* * Anonymous Doc

Monday, September 20, 2010

Someone asked in a comment on the previous post:

"Why are you drawing blood and not a phlebotomist?"

Middle of the night, no phlebotomists. And, hey, sometimes middle of the day, no phlebotomists either. In a perfect world, we wouldn't have to draw blood, sure. And I think I expected coming into residency that I wouldn't be drawing blood. Or, I don't know, putting in central lines. Or doing lumbar punctures. Or doing anything to a patient that someone else is a lot better trained to do, and a lot more comfortable doing.

But there isn't always anybody else to do these things, and certainly not if you need them done quickly. And so we do them.

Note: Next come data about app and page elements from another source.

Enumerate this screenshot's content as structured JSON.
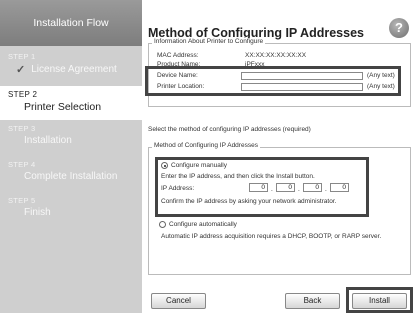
{
  "sidebar": {
    "header": "Installation Flow",
    "steps": [
      {
        "num": "STEP 1",
        "title": "License Agreement"
      },
      {
        "num": "STEP 2",
        "title": "Printer Selection"
      },
      {
        "num": "STEP 3",
        "title": "Installation"
      },
      {
        "num": "STEP 4",
        "title": "Complete Installation"
      },
      {
        "num": "STEP 5",
        "title": "Finish"
      }
    ]
  },
  "main": {
    "title": "Method of Configuring IP Addresses",
    "help_glyph": "?",
    "info": {
      "legend": "Information About Printer to Configure",
      "mac_label": "MAC Address:",
      "mac_value": "XX:XX:XX:XX:XX:XX",
      "product_label": "Product Name:",
      "product_value": "iPFxxx",
      "device_label": "Device Name:",
      "device_value": "",
      "device_hint": "(Any text)",
      "location_label": "Printer Location:",
      "location_value": "",
      "location_hint": "(Any text)"
    },
    "select_text": "Select the method of configuring IP addresses (required)",
    "method": {
      "legend": "Method of Configuring IP Addresses",
      "manual_label": "Configure manually",
      "manual_desc": "Enter the IP address, and then click the Install button.",
      "ip_label": "IP Address:",
      "ip_octets": [
        "0",
        "0",
        "0",
        "0"
      ],
      "confirm_text": "Confirm the IP address by asking your network administrator.",
      "auto_label": "Configure automatically",
      "auto_desc": "Automatic IP address acquisition requires a DHCP, BOOTP, or RARP server."
    }
  },
  "buttons": {
    "cancel": "Cancel",
    "back": "Back",
    "install": "Install"
  }
}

I'd say 90% of the time one of my patients needs blood drawn, I'm not the one doing it... but that still leaves 10% of the time when I am. Like when the nurse is supposed to do it but "can't find the vein" and so it's my job, as if I'm going to be any better at it. Or when the phlebotomist won't have time for six hours, and it's a little more urgent than that.

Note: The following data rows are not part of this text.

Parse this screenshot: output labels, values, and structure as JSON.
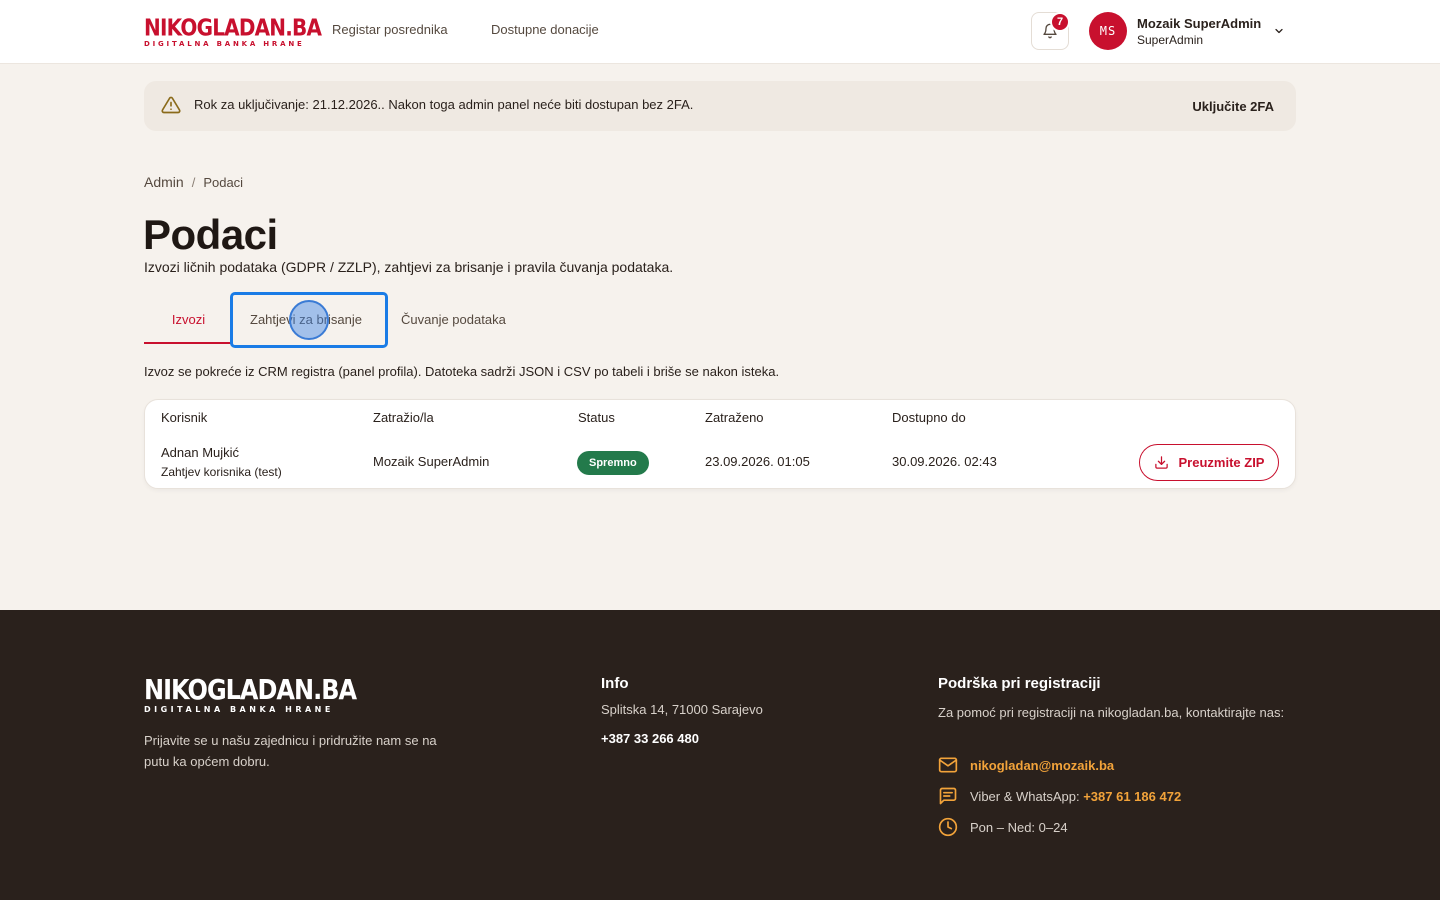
{
  "header": {
    "logo_main": "NIKOGLADAN.BA",
    "logo_sub": "DIGITALNA BANKA HRANE",
    "nav": [
      {
        "label": "Registar posrednika"
      },
      {
        "label": "Dostupne donacije"
      }
    ],
    "notifications_count": "7",
    "user": {
      "initials": "MS",
      "name": "Mozaik SuperAdmin",
      "role": "SuperAdmin"
    }
  },
  "alert": {
    "text": "Rok za uključivanje: 21.12.2026.. Nakon toga admin panel neće biti dostupan bez 2FA.",
    "action_label": "Uključite 2FA"
  },
  "breadcrumb": {
    "root": "Admin",
    "separator": "/",
    "current": "Podaci"
  },
  "page": {
    "title": "Podaci",
    "subtitle": "Izvozi ličnih podataka (GDPR / ZZLP), zahtjevi za brisanje i pravila čuvanja podataka."
  },
  "tabs": [
    {
      "label": "Izvozi",
      "active": true
    },
    {
      "label": "Zahtjevi za brisanje",
      "active": false
    },
    {
      "label": "Čuvanje podataka",
      "active": false
    }
  ],
  "info_line": "Izvoz se pokreće iz CRM registra (panel profila). Datoteka sadrži JSON i CSV po tabeli i briše se nakon isteka.",
  "table": {
    "columns": [
      "Korisnik",
      "Zatražio/la",
      "Status",
      "Zatraženo",
      "Dostupno do"
    ],
    "rows": [
      {
        "user": "Adnan Mujkić",
        "user_note": "Zahtjev korisnika (test)",
        "requested_by": "Mozaik SuperAdmin",
        "status": "Spremno",
        "requested_at": "23.09.2026. 01:05",
        "available_until": "30.09.2026. 02:43",
        "action_label": "Preuzmite ZIP"
      }
    ]
  },
  "footer": {
    "logo_main": "NIKOGLADAN.BA",
    "logo_sub": "DIGITALNA BANKA HRANE",
    "tagline": "Prijavite se u našu zajednicu i pridružite nam se na putu ka općem dobru.",
    "info": {
      "title": "Info",
      "address": "Splitska 14, 71000 Sarajevo",
      "phone": "+387 33 266 480"
    },
    "support": {
      "title": "Podrška pri registraciji",
      "text": "Za pomoć pri registraciji na nikogladan.ba, kontaktirajte nas:",
      "email": "nikogladan@mozaik.ba",
      "messaging_label": "Viber & WhatsApp:",
      "messaging_phone": "+387 61 186 472",
      "hours": "Pon – Ned: 0–24"
    }
  },
  "colors": {
    "brand": "#c8102e",
    "background": "#f6f2ed",
    "footer": "#2a211c",
    "status_ready": "#237a4b",
    "footer_accent": "#f2a33a",
    "focus": "#1a7ce6"
  },
  "icons": [
    "bell-icon",
    "chevron-down-icon",
    "warning-icon",
    "download-icon",
    "mail-icon",
    "chat-icon",
    "clock-icon"
  ]
}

And in the middle of the night... look, you're lucky if anyone shows up to a code, let alone someone wandering around looking to draw your patient's blood. I've been at codes where I'm the only one there, and if the patient was still alive, well, he wouldn't have been for long.


  1. I know that at a couple of my school's hospitals, that's supposed to be the norm - I wonder if I was naive for thinking that's a positive? Getting a lot of experience with procedures so you're more comfortable with them, vs. "hey, we don't have the money to hire more people, so you get to do everyone else's job for free"?

  2. great post. as someone from the nursing staff at a teaching hospital, please allow me to pose a couple of questions:

    1. why do physician teams go in, open up a dressing that takes an hour for the RN to complete and leave, most of the time without even informing the nursing staff? and leave a giant mess? do the physician teams really think that nurses are there just to clean up?
    2. why do doctors feel the need to pull the code light for a trivial reason (the patient would like ice water) and deny that they did it and "just pressed the call light"
    3. Why do doctors tell a patient/family that they are going home momentarily when they know good and well it will be hours before they are finished rounding and writing discharge orders?

    Don't mean to sound critical, just always wondered. :)